Australian ecumenical leader says world body too bureaucratic
Head of the National Council of Churches in Australia (NCCA) Rev John Henderson has said the World Council of Churches (WCC) must find new ways of relating to Christians in southern hemisphere nations if it is to remain relevant.
He said: "The WCC has a top-down structure and rather bureaucratic procedures. That can disadvantage people who don't come from a culture of European-style decision-making and democratic processes."
Rev Henderson (pictured) said of the WCC: "If you don't know the system you don't know where to enter it. So unless the WCC finds ways of better empowering Christians from the South, it will lose its relevance."
The NCCA replaced that Australian Council of Churches ten years ago. The Catholic Church has been a member since the body's inception, but the Catholic Church does not belong to the WCC.
Rev Henderson said: "There's a sense in which the WCC is like the United Nations of the Churches, as it goes through a similar crisis of identity and structure. It is facing major questions about its tasks and how it performs its role.
"The crisis has been partly created by the shift in the balance of the world's Christians, from the so called North' of Europe and America, to the South, particularly Africa. It's no secret that Christians in Africa and Asia are outnumbering those in the North. There's a question of a sort of reverse evangelism taking place, with Christians from Africa and Asia evangelising people from what used to be regarded as Christian countries."

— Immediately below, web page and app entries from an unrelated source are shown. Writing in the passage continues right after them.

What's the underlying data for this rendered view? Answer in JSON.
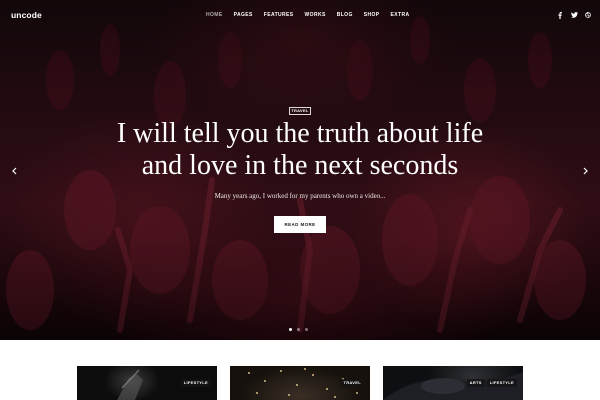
{
  "brand": {
    "logo_text": "uncode"
  },
  "nav": {
    "items": [
      {
        "label": "HOME",
        "active": true
      },
      {
        "label": "PAGES",
        "active": false
      },
      {
        "label": "FEATURES",
        "active": false
      },
      {
        "label": "WORKS",
        "active": false
      },
      {
        "label": "BLOG",
        "active": false
      },
      {
        "label": "SHOP",
        "active": false
      },
      {
        "label": "EXTRA",
        "active": false
      }
    ]
  },
  "social": {
    "icons": [
      "facebook-icon",
      "twitter-icon",
      "dribbble-icon"
    ]
  },
  "hero": {
    "category": "TRAVEL",
    "headline_line1": "I will tell you the truth about life",
    "headline_line2": "and love in the next seconds",
    "excerpt": "Many years ago, I worked for my parents who own a video...",
    "cta_label": "READ MORE",
    "slides_total": 3,
    "active_slide": 1,
    "accent_color": "#5a1422"
  },
  "cards": [
    {
      "tags": [
        "LIFESTYLE"
      ]
    },
    {
      "tags": [
        "TRAVEL"
      ]
    },
    {
      "tags": [
        "ARTS",
        "LIFESTYLE"
      ]
    }
  ]
}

At the cross roads: Living in a changing world (National Council of Churches in Australia)
National Council of Churches of Australia
World Council of Churches
16 Apr 2004